People have grown accustomed to putting a significant amount of trust in their social media accounts, and influencers are no different. The web is now treated as a personal store of intimate data, ripe for the picking by any aspiring hacker who wants to make a name for himself.
This particular problem is amplified further with influencers, as their large audiences make them especially vulnerable to targeted attacks.
Because of this, individuals with a large public profile have to take strong measures to ensure that their accounts are secure. This guide should help provide the information necessary to help influencers prevent attacks on their social media accounts.
Avoid the best entry point: fingerprint sensors
Until the popularization of smartphones in the 21st century, cellular device technology had not yet reached the point where phones could store a large repository of intimate information. Now that smartphones have large storage capacity and instant one-tap access to multiple online accounts, they might actually be more dangerous than they were in the past.
This is particularly true of smartphone users who choose to use fingerprint scanning to easily authenticate into phones.
In a 2015 interview with CBS Evening News, Jan Krissler, a well-known hacker in Germany, demonstrated how he was able to extrapolate the fingerprint of German defense minister Ursula von der Leyen using high-resolution images and create a fake “copy” that could be worn on another person’s finger to access her phone.
“The whole security of the [fingerprint recognition] system relies on keeping something secret that isn’t secret because you show it all around every time,” he said.
Influencers should not be using any form of biometric authentication and instead should rely on tried-and-true methods like PIN numbers and passwords to unlock their phones. Phone theft can be devastating otherwise if the thief knows who the device belongs to.
Enable two-factor authentication
Keeping a social media account safe has more to do with redundant security than setting a password. The login credentials of an account shouldn’t be the only layer available.
A password set by the user is often irreversibly encrypted using a special hash (the password’s “signature”), and then that hash is stored in a database. However, once the hash is discovered during an attack, it can then possibly be used to log in to the account that it belongs to.
To prevent this, influencers must choose to use two-factor authentication. It may present an inconvenience, making login times longer, but it will fortify the account from people who either guess or acquire its password.
Most social media sites like Twitter and Facebook conveniently provide their users with the means to integrate two-factor authentication into their accounts. Usually, this involves sending a code via SMS to the phone belonging to the account’s holder that they must then input into a form.

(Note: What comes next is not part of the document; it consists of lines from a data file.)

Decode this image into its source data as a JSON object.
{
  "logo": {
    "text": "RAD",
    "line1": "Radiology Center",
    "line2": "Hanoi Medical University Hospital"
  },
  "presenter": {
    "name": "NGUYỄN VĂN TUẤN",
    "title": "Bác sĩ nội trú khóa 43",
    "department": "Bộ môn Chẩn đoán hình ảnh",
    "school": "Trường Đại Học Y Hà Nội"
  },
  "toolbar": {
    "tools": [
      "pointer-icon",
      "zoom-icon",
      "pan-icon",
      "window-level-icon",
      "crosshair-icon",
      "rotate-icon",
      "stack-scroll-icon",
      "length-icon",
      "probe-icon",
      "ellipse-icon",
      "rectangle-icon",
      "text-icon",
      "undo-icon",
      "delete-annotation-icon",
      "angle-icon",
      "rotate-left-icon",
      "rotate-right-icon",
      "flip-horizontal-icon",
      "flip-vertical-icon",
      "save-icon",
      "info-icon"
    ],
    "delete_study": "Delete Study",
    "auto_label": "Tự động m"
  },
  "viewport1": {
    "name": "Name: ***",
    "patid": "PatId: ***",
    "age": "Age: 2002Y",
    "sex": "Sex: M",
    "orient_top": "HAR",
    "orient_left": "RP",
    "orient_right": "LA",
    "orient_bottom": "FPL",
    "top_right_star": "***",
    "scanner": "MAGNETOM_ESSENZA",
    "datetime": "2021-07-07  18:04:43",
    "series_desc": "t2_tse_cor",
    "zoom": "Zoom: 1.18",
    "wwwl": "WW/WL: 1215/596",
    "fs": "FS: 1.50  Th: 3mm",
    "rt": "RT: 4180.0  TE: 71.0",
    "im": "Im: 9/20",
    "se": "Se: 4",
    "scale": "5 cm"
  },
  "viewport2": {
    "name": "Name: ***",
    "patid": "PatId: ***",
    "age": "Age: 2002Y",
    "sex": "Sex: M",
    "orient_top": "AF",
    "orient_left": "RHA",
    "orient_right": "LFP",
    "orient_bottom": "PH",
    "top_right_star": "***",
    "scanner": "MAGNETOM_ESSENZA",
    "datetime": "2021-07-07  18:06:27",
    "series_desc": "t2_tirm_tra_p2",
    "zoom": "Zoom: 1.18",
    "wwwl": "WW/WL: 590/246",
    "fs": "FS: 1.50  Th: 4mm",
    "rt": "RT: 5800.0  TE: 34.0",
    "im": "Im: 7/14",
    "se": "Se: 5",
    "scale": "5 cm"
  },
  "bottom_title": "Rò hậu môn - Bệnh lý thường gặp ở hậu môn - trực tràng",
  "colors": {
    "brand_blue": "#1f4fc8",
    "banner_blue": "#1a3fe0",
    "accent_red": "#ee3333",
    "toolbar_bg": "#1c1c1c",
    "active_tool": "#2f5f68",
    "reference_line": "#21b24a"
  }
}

Avoid storing sensitive information in social media networks that do not offer this authentication method.
Don’t share passwords between accounts, ever!
A common practice among many people is to use the same password for different accounts. It’s a particularly bad idea, and more so for influencers.
It may be inconvenient, but sharing passwords between accounts will often lead to a ripple effect. If one social network or other service is attacked and passwords get leaked, the hackers involved can simply use the same password to get into other accounts.
Password managers make the process of using unique passwords for each account easier, but aren’t completely ironclad. Changing passwords once in a while helps solidify account security even further.
Take as much information as possible offline
Influencers that have intimate details about themselves on a social media page should take it offline whenever possible. Things like addresses, phone numbers, and even password lists can be discovered quite easily if they’re anywhere on the web.
It’s safer to use a password manager than keep a list of passwords for different accounts in a file on a cloud service. The former specializes in securing information while the latter specializes more towards storage.
The more information on an individual appears online, the more easily it may leak. In the social media era, the words “better safe than sorry” are especially valid.
A few cases of minor inconvenience can save influencers from hacks and potential embarrassment. In terms of opportunity cost, it’s absolutely worth it to follow through with these measures.